By early 2009, travelers will have the opportunity to stay at the grandiose Poseidon Undersea Resort. Nestled forty feet below the surface of the clear blue Fijian Lagoon, the underwater suites will be accessible by elevator. 70 percent of each suite is enveloped in Acrylic walls that allow for spectacular views of the ocean. Guests are invited to interact with the surroundings. At the push of a button the fish are fed, and a flip of a switch turns on the sparkling underwater lights.
Capsule Inn (Tokio): capsules instead of rooms
The Capsule Inn provides more a capsule, than a room. While the Inn provides a public lounge space, including bathrooms, guests stay in a capsule unit. These capsules, which are made of reinforced plastic, have all the required amenities, like TV, radio, lighting, and alarm clock access. While you may be asking, required amenities for who? a quick stay in the Capsule Inn just might make you long for an all access capsule of your own.
Green Magic Treehouses (India): built in trees 90 feet high
If you longed for a tree house getaway as a child, the Green Magic Treehouses in Kerela, India may be a long awaited dream come true. The houses are built in trees 90 feet high, and nestled in a tropical rainforest. They come complete with running water in private baths, telephones, and if you're feeling extra adventurous - access to a hanging bridge. All of the houses are made of Eco- friendly materials, and run by alternate energy sources, avoiding conventional electricity power. This, coupled with the beautiful abundance of flora and fauna, make for a beautiful and unique place to stay.

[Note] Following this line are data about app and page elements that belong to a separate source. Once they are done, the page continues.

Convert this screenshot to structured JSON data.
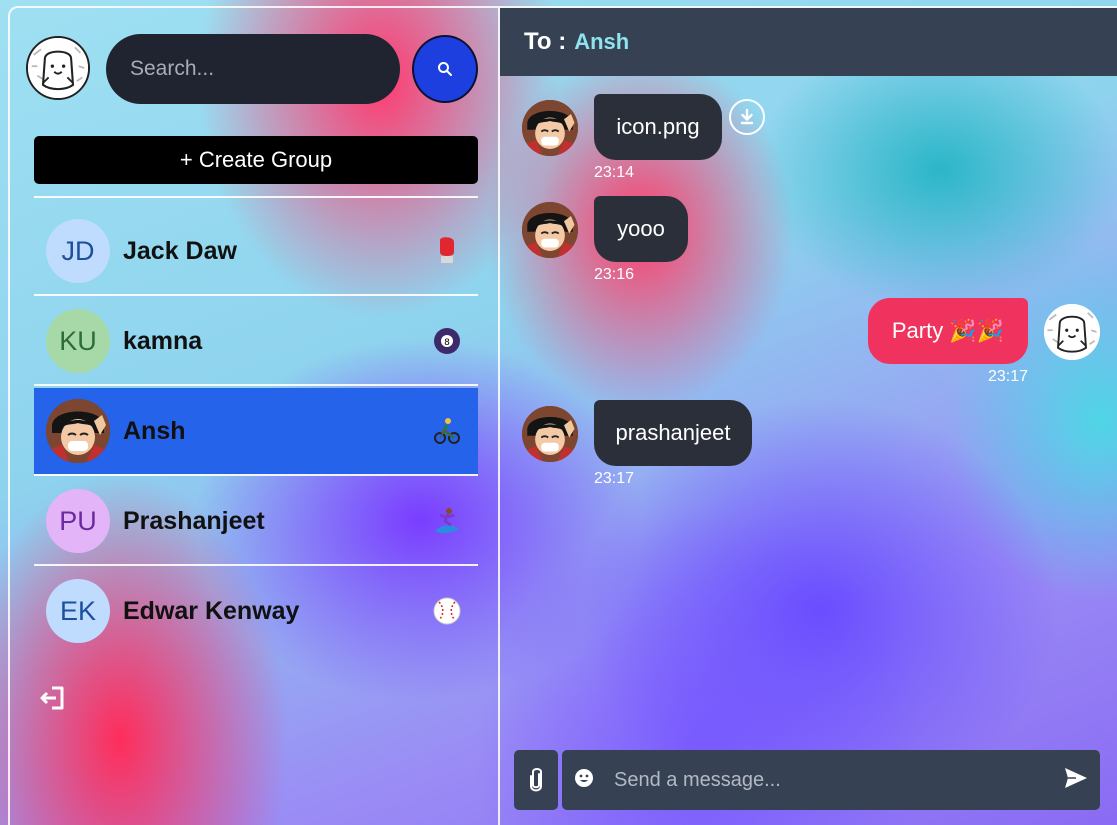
{
  "search": {
    "placeholder": "Search..."
  },
  "sidebar": {
    "create_group_label": "+ Create Group",
    "contacts": [
      {
        "initials": "JD",
        "name": "Jack Daw",
        "emoji": "🥊",
        "avatar_bg": "#bfdbfe",
        "avatar_fg": "#1e4f9c"
      },
      {
        "initials": "KU",
        "name": "kamna",
        "emoji": "🎱",
        "avatar_bg": "#a7d9a8",
        "avatar_fg": "#2f6b3a"
      },
      {
        "initials": "",
        "name": "Ansh",
        "emoji": "🚴",
        "avatar": "anime-avatar",
        "active": true
      },
      {
        "initials": "PU",
        "name": "Prashanjeet",
        "emoji": "🏄",
        "avatar_bg": "#e3b4f8",
        "avatar_fg": "#6b2a9e"
      },
      {
        "initials": "EK",
        "name": "Edwar Kenway",
        "emoji": "⚾",
        "avatar_bg": "#bfdbfe",
        "avatar_fg": "#1e4f9c"
      }
    ]
  },
  "chat": {
    "to_label": "To :",
    "to_name": "Ansh",
    "messages": [
      {
        "direction": "in",
        "text": "icon.png",
        "time": "23:14",
        "attachment": true
      },
      {
        "direction": "in",
        "text": "yooo",
        "time": "23:16"
      },
      {
        "direction": "out",
        "text": "Party 🎉🎉",
        "time": "23:17"
      },
      {
        "direction": "in",
        "text": "prashanjeet",
        "time": "23:17"
      }
    ],
    "input_placeholder": "Send a message..."
  },
  "colors": {
    "header": "#364153",
    "active_contact": "#2563eb",
    "outgoing_bubble": "#f0335e",
    "incoming_bubble": "#2b2f3a",
    "search_button": "#1d3fe0"
  }
}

Exploranter (Brazil): a hotel on wheels
The Exploranter -- a hotel on wheels -- was certainly designed for the adventure traveler. Though the digs are modest, Exploranter is fully equipped with facilities that include a kitchen, hot showers and 28 beds. The Exploranter is based in Sao Paulo and tours through Brazil, Chile and Argentina. The hotel even caters to themed private parties, such as hot-air ballooning, horseback riding, rafting, or visiting vineyards. Keep an open mind when you're traveling with the Exploranter gang: the chef on board wants guests to sample international cuisine and might surprise you with a snack of crispy red ants.

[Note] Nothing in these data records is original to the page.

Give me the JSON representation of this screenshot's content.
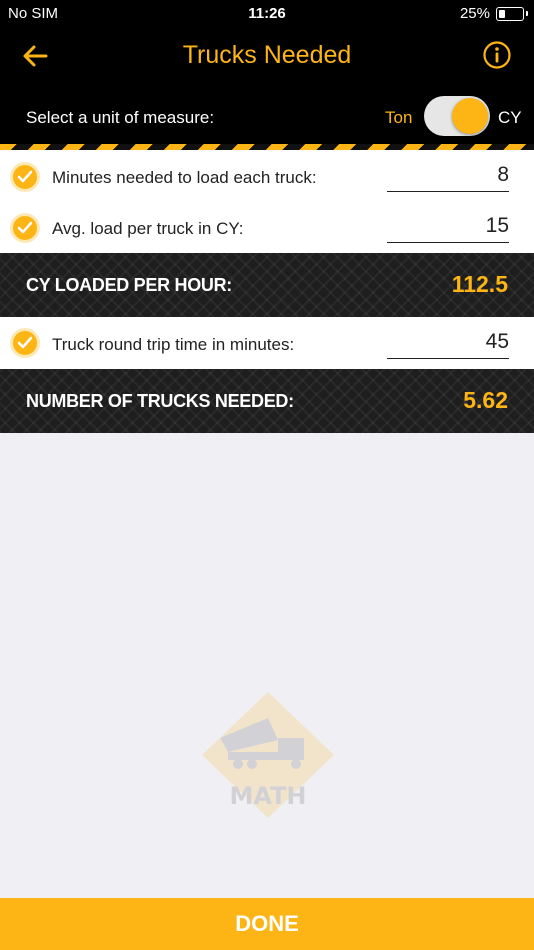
{
  "status_bar": {
    "carrier": "No SIM",
    "time": "11:26",
    "battery": "25%"
  },
  "nav": {
    "title": "Trucks Needed",
    "back_icon": "back-arrow-icon",
    "info_icon": "info-icon"
  },
  "unit": {
    "label": "Select a unit of measure:",
    "option_ton": "Ton",
    "option_cy": "CY",
    "selected": "CY"
  },
  "inputs": [
    {
      "label": "Minutes needed to load each truck:",
      "value": "8"
    },
    {
      "label": "Avg. load per truck in CY:",
      "value": "15"
    },
    {
      "label": "Truck round trip time in minutes:",
      "value": "45"
    }
  ],
  "results": [
    {
      "label": "CY LOADED PER HOUR:",
      "value": "112.5"
    },
    {
      "label": "NUMBER OF TRUCKS NEEDED:",
      "value": "5.62"
    }
  ],
  "watermark_text": "MATH",
  "done_label": "DONE",
  "colors": {
    "accent": "#fdb515",
    "bar_bg": "#000000",
    "page_bg": "#efeff4"
  }
}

Woodlyn Park Motels (NZ): a railcar and a plane
Planes, Trains, and Hobbit Motels? Woodlyn Park in Waitomo, NZ offers three unique lodging options. A 1950's railcar and a Bristol Fighter plane have been refurbished and transformed into small self-contained motel units. The Hobbit Motel resembles an authentic hobbit hole built into the side of the mountain. The entertainment provided at any of the 3 Woodlyn Park motels is equally bizarre. Guests are invited to enjoy a sheep shearing and fun with bush animals, such as the kiwi bird or the dancing pig.
McMenemins Kennedy School Hotel (USA): back to school

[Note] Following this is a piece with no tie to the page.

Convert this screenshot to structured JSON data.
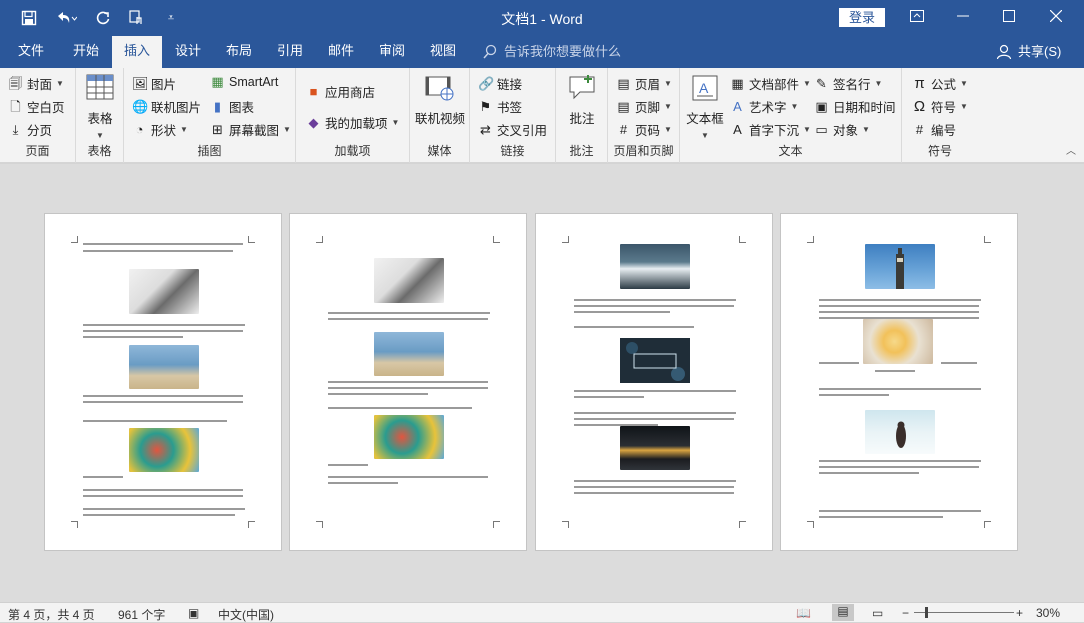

Have you ever experienced the went to school in your underwear nightmare? At McMenemins Kennedy School hotel, that nightmare becomes a reality. The Kennedy School, a historic elementary school, has been converted into a delightful little place to stay while visiting the Portland area. Each room, fashioned from original schoolrooms, contains a chalkboard and comes fitted with a phone, Internet connection, and even a private bath.
Woodpecker Hotel (Sweden): on a park, for a single guest
The Woodpecker Hotel is among the smallest in the world. It only accommodates a single guest or a couple, which makes perfect sense considering that the digs at the Woodpecker are located in a tree house about 42 feet above a Swedish park. Your tree house is not completely rustic -- it comes complete with a veranda, hammock and toilet.